A deed in lieu of foreclosure is a drastic measure used to avoid the cost and time involved in the foreclosure process. Your lender agrees to release you from all your obligations under the mortgage, and you agree to deed the property back to the lender.
Typically, you should only pursue a deed in lieu of foreclosure as a last resort, when alternatives such as loan modification and short sale are no longer available. While a deed in lieu means that you lose ownership of the property, it still offers you advantages over foreclosure.
According to Investopedia, a foreclosure may involve officials showing up at the door to evict you when you are not yet ready. While you may still need to vacate the property with a deed in lieu of foreclosure, you and your lender arrange this ahead of time so there are no unpleasant surprises of that nature.
While a deed in lieu of foreclosure becomes a part of the public record, the process is usually less visible to the public. This may be important if you wish to continue your current business or start a new one. Customers might form an unfavorable opinion of you if they know that you went through a foreclosure on a commercial property in the past.
Possibility of leasing property

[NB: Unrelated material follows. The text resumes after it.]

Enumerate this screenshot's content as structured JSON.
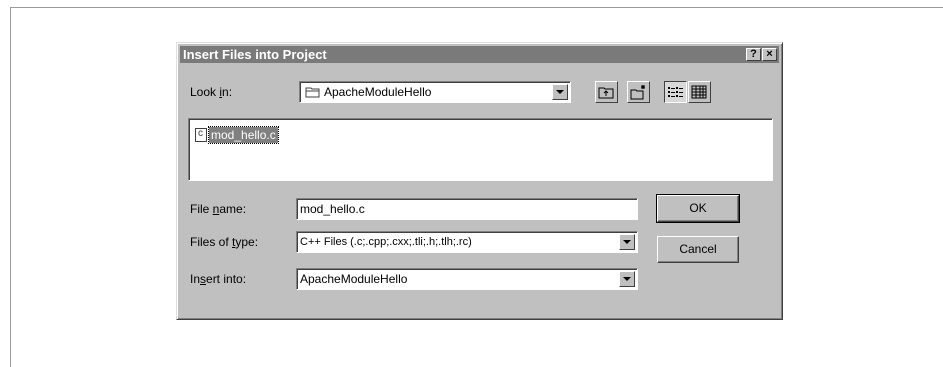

With a deed in lieu of foreclosure, you may not have to vacate the property after losing ownership of it, at least not right away. A lender who saves on the expenses involved in foreclosure may be willing to allow you to lease the property on a short-term basis. This buys you more time to make alternative arrangements for yourself and your business.